Your Deck Needs a Solid Foundation Your Deck Needs a Solid Foundation
Even though you may not see them, the posts (or footings ) holding your deck form it's solid foundation and are vital for a strong, safe structure. A solid foundation means having the correct number of posts as well as ensuring they're properly located and solidly fixed in the ground and can't shift over the years. Here's some thoughts on creating a solid foundation for your deck.
How Many Posts do I need?
- Unfortunately there isn't a simple answer to this seemingly simple question. In general, you need posts at the corners of your deck and about 8" apart under the structure.
- However, different deck designs require different amounts of support. For example, a deck with a hot tub will need a lot more support than a deck built low to the ground, or an odd shaped deck with multiple angles will need more support than a square or rectangular layout.
- The final decision of how many posts your deck needs is your local building department, who will ensure your deck has the proper number of posts when you get your building permit .
- Once your design has been approved, you know how many posts and how far apart they must be. Now, using string and wooden stakes you can determine and mark their exact locations.
- Starting at a corner close to your house drive a stake with a piece of string attached into the ground then stretch it the width of your deck, and drive a second stake in at the far side (keep the string parallel to your house). Mark the proper spacing of the posts onto the string then repeat, the process running a series of strings parallel to your home until you reach the far end of your deck.
- Finish laying out our posts and create a matrix by running strings spaced properly apart but now running perpendicular to your home and over the first strings . Your deck posts should be located below where the strings cross each other.
- Post holes need to be dug deep enough to ensure the bottom of the hole is below the frost line so as to prevent any movement.
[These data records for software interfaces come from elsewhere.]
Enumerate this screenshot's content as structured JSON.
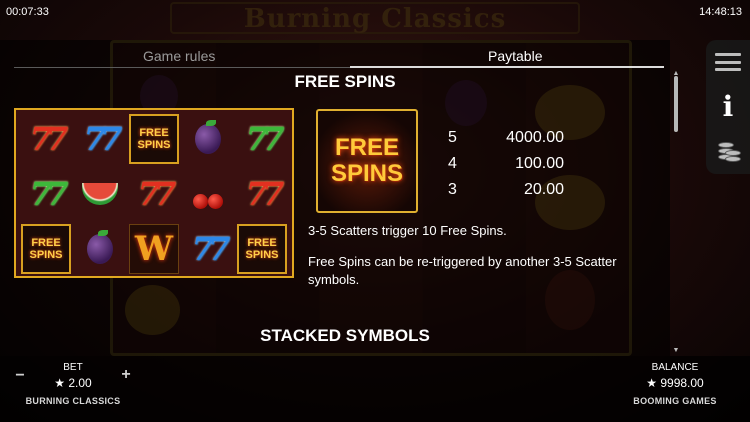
{
  "status": {
    "elapsed": "00:07:33",
    "time": "14:48:13"
  },
  "game": {
    "title": "Burning Classics"
  },
  "tabs": [
    {
      "label": "Game rules",
      "active": false
    },
    {
      "label": "Paytable",
      "active": true
    }
  ],
  "free_spins": {
    "title": "FREE SPINS",
    "symbol_text": [
      "FREE",
      "SPINS"
    ],
    "paytable": [
      {
        "count": "5",
        "amount": "4000.00"
      },
      {
        "count": "4",
        "amount": "100.00"
      },
      {
        "count": "3",
        "amount": "20.00"
      }
    ],
    "description_1": "3-5 Scatters trigger 10 Free Spins.",
    "description_2": "Free Spins can be re-triggered by another 3-5 Scatter symbols."
  },
  "preview_grid": {
    "rows": [
      [
        "seven-red",
        "seven-blue",
        "free-spins",
        "plum",
        "seven-green"
      ],
      [
        "seven-green",
        "watermelon",
        "seven-red",
        "cherry",
        "seven-red"
      ],
      [
        "free-spins",
        "plum",
        "wild",
        "seven-blue",
        "free-spins"
      ]
    ],
    "badge_text": [
      "FREE",
      "SPINS"
    ],
    "wild_text": "W",
    "seven_text": "77"
  },
  "next_section": {
    "title": "STACKED SYMBOLS"
  },
  "side_menu": [
    {
      "icon": "menu-icon"
    },
    {
      "icon": "info-icon",
      "glyph": "i"
    },
    {
      "icon": "coins-icon"
    }
  ],
  "bottom": {
    "bet_label": "BET",
    "bet_value": "★ 2.00",
    "minus": "−",
    "plus": "+",
    "game_name": "BURNING CLASSICS",
    "balance_label": "BALANCE",
    "balance_value": "★ 9998.00",
    "provider": "BOOMING GAMES"
  },
  "colors": {
    "gold_border": "#e0b030",
    "flame": "#ffca3a"
  }
}
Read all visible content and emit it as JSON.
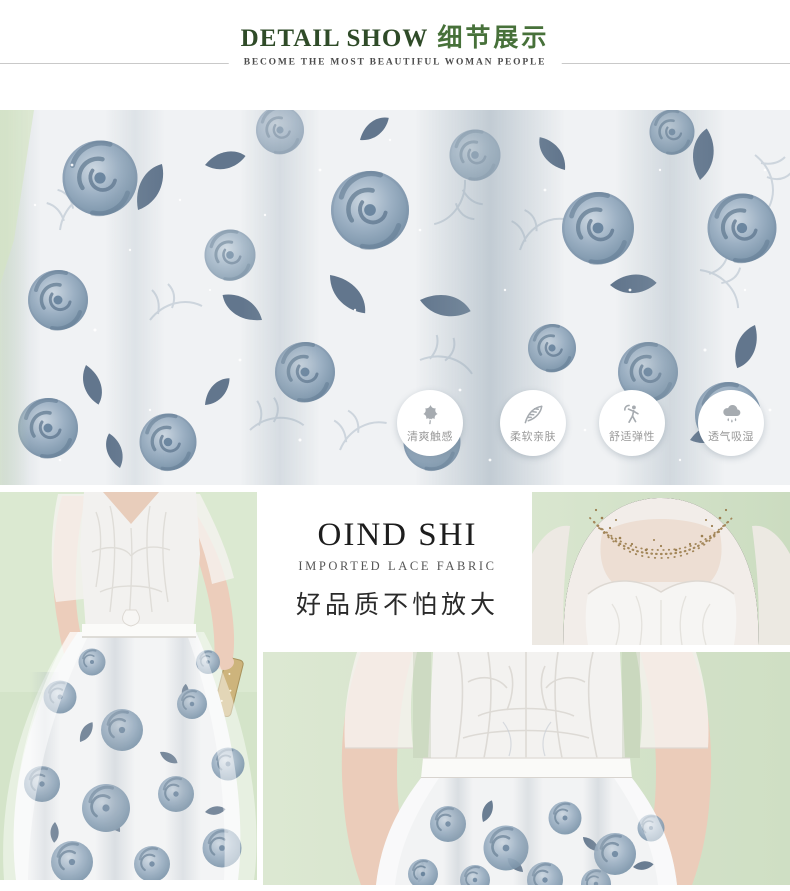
{
  "header": {
    "title_en": "DETAIL SHOW",
    "title_cn": "细节展示",
    "subtitle": "BECOME THE MOST BEAUTIFUL WOMAN PEOPLE"
  },
  "features": {
    "badges": [
      {
        "icon": "maple-leaf-icon",
        "label": "清爽触感"
      },
      {
        "icon": "feather-icon",
        "label": "柔软亲肤"
      },
      {
        "icon": "stretch-person-icon",
        "label": "舒适弹性"
      },
      {
        "icon": "rain-cloud-icon",
        "label": "透气吸湿"
      }
    ]
  },
  "promo": {
    "brand": "OIND SHI",
    "tagline": "IMPORTED LACE FABRIC",
    "slogan": "好品质不怕放大"
  },
  "colors": {
    "title_green": "#2f4b28",
    "accent_green": "#47713a",
    "rule_gray": "#c9c9c9",
    "badge_text_gray": "#9a9a9a",
    "icon_gray": "#a6abb0",
    "bg_sage_green": "#dbe8d2",
    "floral_blue": "#8ba3b8",
    "floral_slate": "#49607a",
    "bead_gold": "#a3875a",
    "text_dark": "#2a2a2a"
  }
}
In cold climates the frost line is about 4' down but you can find out the frost line in your area by check with your local building department.
- Ensure the diameter of your post holes is 4" wider than the width of the post. (i.e.a 4X4 post will require a 12" hole). Also, slope the sides of the holes so the bottom is wider than the top (to prevent the post from ever riding up).
- Stand the post straight up in the hole, then pour in concrete while using a scrap piece of lumber to get rid of any air bubbles.
- Use a level to ensure the post is straight (plumb) and adjust it if necessary, then allow the concrete to set up for a day or two.
- Overfilling the hole with concrete and rounding off the top will drain rain water away from the post.
Murray Anderson is an experienced freelance writer whose work has appeared on numerous web sites, as well as in newspapers and books in both the US and Canada. He is often cited as an expert on home related topics.